There are plentiful books, videos, and classes available to help you learn how to hunt, fish, and find edible "weeds." There are even online resources in some cities that point out the locations of fruit and nut trees. A lot of nutrition (if not calories) can be had from lambs quarters and dandelions, and bamboo is both a food and a great trellis system.
Outside of your personal garden, what does your neighborhood "foodshed" look like? You could benefit from having more people in your neighborhood who are growing food and who can share seeds with you, and who have the ability to ramp up their own production if needed. Gardeners often naturally exchange produce - butternuts for watermelons, peaches for plums - helping gardeners with little space. Starting or supporting community gardens, school gardens, church gardens, and hyper-local food production like CSA's can all be ways to develop the foodshed in your area.
It may be worth your while to develop resilience outside of your nuclear family and personal property and in your community. How are your relations with your neighbors, friends and family, a church? Have you helped them start a garden, or given them some excess produce? Are you on good terms with them? Have you established a foundation of trust and reciprocity?

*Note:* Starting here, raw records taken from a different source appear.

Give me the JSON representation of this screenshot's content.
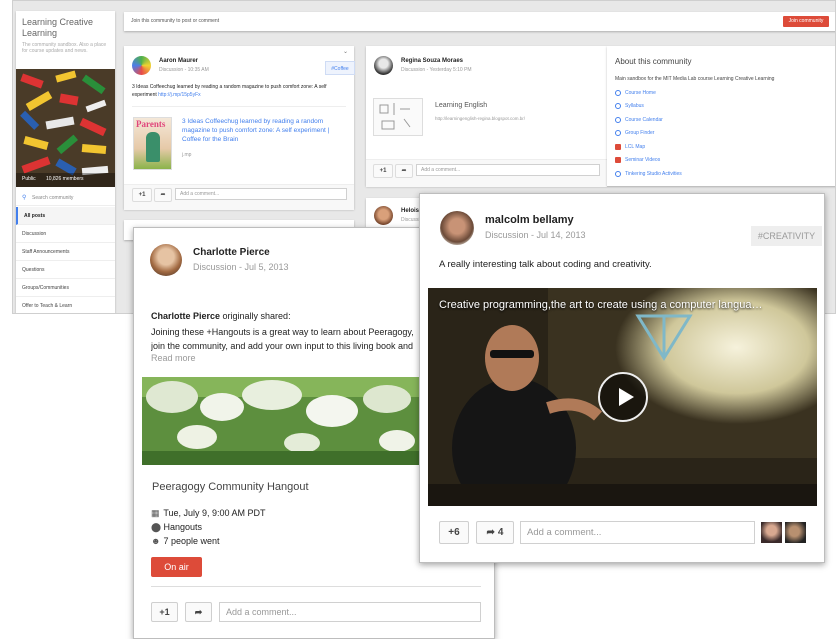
{
  "sidebar": {
    "title": "Learning Creative Learning",
    "description": "The community sandbox. Also a place for course updates and news.",
    "visibility": "Public",
    "members": "10,826 members",
    "search_placeholder": "Search community",
    "nav": [
      "All posts",
      "Discussion",
      "Staff Announcements",
      "Questions",
      "Groups/Communities",
      "Offer to Teach & Learn"
    ]
  },
  "topbar": {
    "prompt": "Join this community to post or comment",
    "join_label": "Join community"
  },
  "post1": {
    "author": "Aaron Maurer",
    "meta": "Discussion  -  10:35 AM",
    "tag": "#Coffee",
    "text": "3 Ideas Coffeechug learned by reading a random magazine to push comfort zone: A self experiment",
    "link_short": "http://j.mp/15p5yFx",
    "link_title": "3 Ideas Coffeechug learned by reading a random magazine to push comfort zone: A self experiment | Coffee for the Brain",
    "domain": "j.mp",
    "plus": "+1",
    "comment_placeholder": "Add a comment...",
    "thumb_label": "Parents"
  },
  "post2": {
    "author": "Regina Souza Moraes",
    "meta": "Discussion  -  Yesterday 5:10 PM",
    "link_title": "Learning English",
    "link_url": "http://learningenglish-regina.blogspot.com.br/",
    "plus": "+1",
    "comment_placeholder": "Add a comment..."
  },
  "post3": {
    "author": "Heloisa",
    "meta": "Discussi"
  },
  "about": {
    "title": "About this community",
    "description": "Main sandbox for the MIT Media Lab course Learning Creative Learning",
    "links": [
      "Course Home",
      "Syllabus",
      "Course Calendar",
      "Group Finder",
      "LCL Map",
      "Seminar Videos",
      "Tinkering Studio Activities"
    ]
  },
  "charlotte": {
    "author": "Charlotte Pierce",
    "meta": "Discussion  -  Jul 5, 2013",
    "shared_name": "Charlotte Pierce",
    "shared_suffix": " originally shared:",
    "text": "Joining these +Hangouts is a great way to learn about Peeragogy, join the community, and add your own input to this living book and project. Add",
    "read_more": "Read more",
    "event_title": "Peeragogy Community Hangout",
    "event_date": "Tue, July 9, 9:00 AM PDT",
    "event_type": "Hangouts",
    "event_attendance": "7 people went",
    "on_air": "On air",
    "plus": "+1",
    "comment_placeholder": "Add a comment..."
  },
  "malcolm": {
    "author": "malcolm bellamy",
    "meta": "Discussion  -  Jul 14, 2013",
    "tag": "#CREATIVITY",
    "text": "A really interesting talk about coding and creativity.",
    "video_title": "Creative programming,the art to create using a computer langua…",
    "plus": "+6",
    "shares": "4",
    "comment_placeholder": "Add a comment..."
  },
  "colors": {
    "accent": "#dd4b39",
    "link": "#427fed",
    "tag_bg": "#eeeeee"
  },
  "icons": [
    "search-icon",
    "share-icon",
    "calendar-icon",
    "location-icon",
    "person-icon",
    "play-icon",
    "chevron-down-icon",
    "youtube-icon",
    "gplus-icon",
    "link-icon"
  ]
}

Community help can be invaluable in helping a family deal with hard times or disaster, especially if that family is seen as a valuable asset to the community. (See Dan Chiras and Dave Wann's book Superbia! for ways to create sustainable neighborhoods.)
Relocation is another, more final, backup plan, and is worth thinking about for many reasons. If you realize that food production in your area is ridiculously difficult, or even outright unworkable, you may want to have a secondary home in mind. This may seem extreme, and there are definite downsides to relocation, but knowing when to hold 'em - and when to fold 'em - will be a key skill in a rapidly changing environment.
A resilient garden would not be complete without a resilient gardener. In order to recover after a catastrophe, you need the will to go on - to replant, to rebuild, to try again after poor results or failures. But a resilient attitude is one in which you not only have the tenacity to persevere, but also have the ability to notice and discard what is no longer working, and start experimenting instead.
So notice what may be prone to failure as peak energy occurs - our oil-dependent, industrialized food system and our growth-based economy. Prepare for change as our climate gets weirder. Re-localize your food production into your garden and local foodshed, use diversity and redundancy in your gardening, pay attention to conditions as they change, adapt and adjust your techniques, and have a backup plan (or two or three).
I hope these ideas to increase your garden resilience will help you weather the storms that are coming. Please contribute to the effort by adding ideas and thoughts from your own experience, and may your garden bounty become legendary!
Special thanks to the authors whose ideas inspired these posts.
Rob Hopkins - The Transition Handbook
David Holmgren - Permaculture Principles
Richard Heinberg - Food and Farming Transition
Sharon Astyk - Casaubon's Book, The Chatelaine's Keys, A Nation of Farmers
Toby Hemenway - Gaia's Garden
Eliot Coleman - The Winter Harvest Handbook and Four Season Harvest
Sally Cunningham - Great Garden Companions
Novella Carpenter - Farm City
Ben Sherwood - The Survivors Club
Dan Chiras & Dave Wann - Superbia! 31 ways to create sustainable neighborhoods